__WORK TASK__:
The required answer is the count of lines in the records that contain "como", with no other text.

[Stored dataset items]
* * *

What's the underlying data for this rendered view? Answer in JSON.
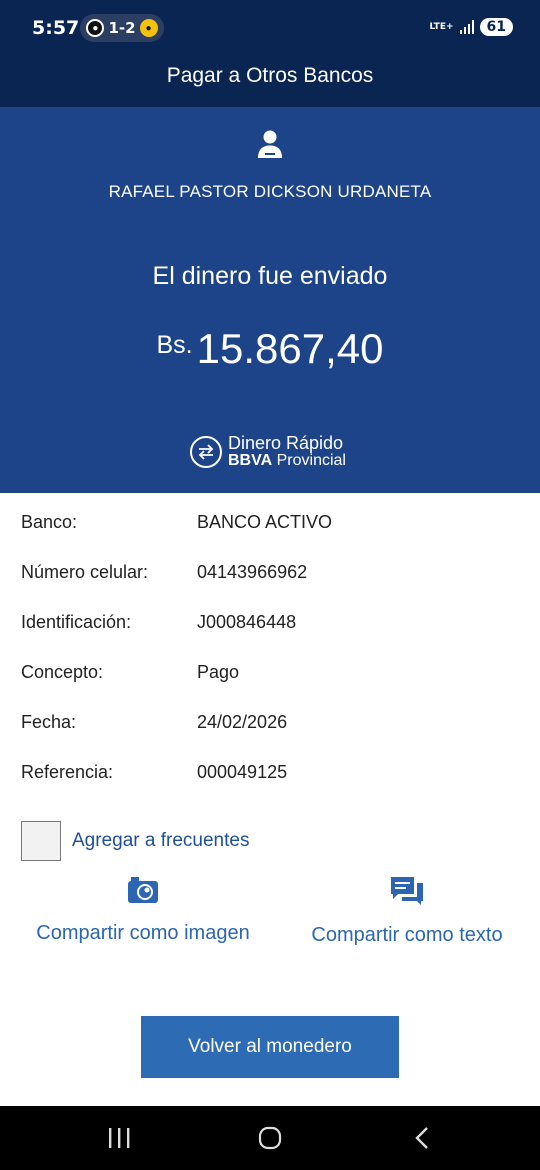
{
  "status_bar": {
    "time": "5:57",
    "score": "1-2",
    "network": "LTE+",
    "battery": "61"
  },
  "header": {
    "title": "Pagar a Otros Bancos"
  },
  "receipt": {
    "recipient": "RAFAEL PASTOR DICKSON URDANETA",
    "message": "El dinero fue enviado",
    "currency": "Bs.",
    "amount": "15.867,40",
    "brand_line1": "Dinero Rápido",
    "brand_bbva": "BBVA",
    "brand_provincial": "Provincial"
  },
  "details": [
    {
      "label": "Banco:",
      "value": "BANCO ACTIVO"
    },
    {
      "label": "Número celular:",
      "value": "04143966962"
    },
    {
      "label": "Identificación:",
      "value": "J000846448"
    },
    {
      "label": "Concepto:",
      "value": "Pago"
    },
    {
      "label": "Fecha:",
      "value": "24/02/2026"
    },
    {
      "label": "Referencia:",
      "value": "000049125"
    }
  ],
  "frequent": {
    "label": "Agregar a frecuentes",
    "checked": false
  },
  "share": {
    "image_label": "Compartir como imagen",
    "text_label": "Compartir como texto",
    "image_icon": "camera-icon",
    "text_icon": "chat-bubbles-icon"
  },
  "actions": {
    "back_to_wallet": "Volver al monedero"
  },
  "colors": {
    "top_bar": "#0a2552",
    "hero": "#1d4488",
    "link": "#2c65b2",
    "button": "#2d6bb5"
  }
}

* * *

__ANSWER__:
2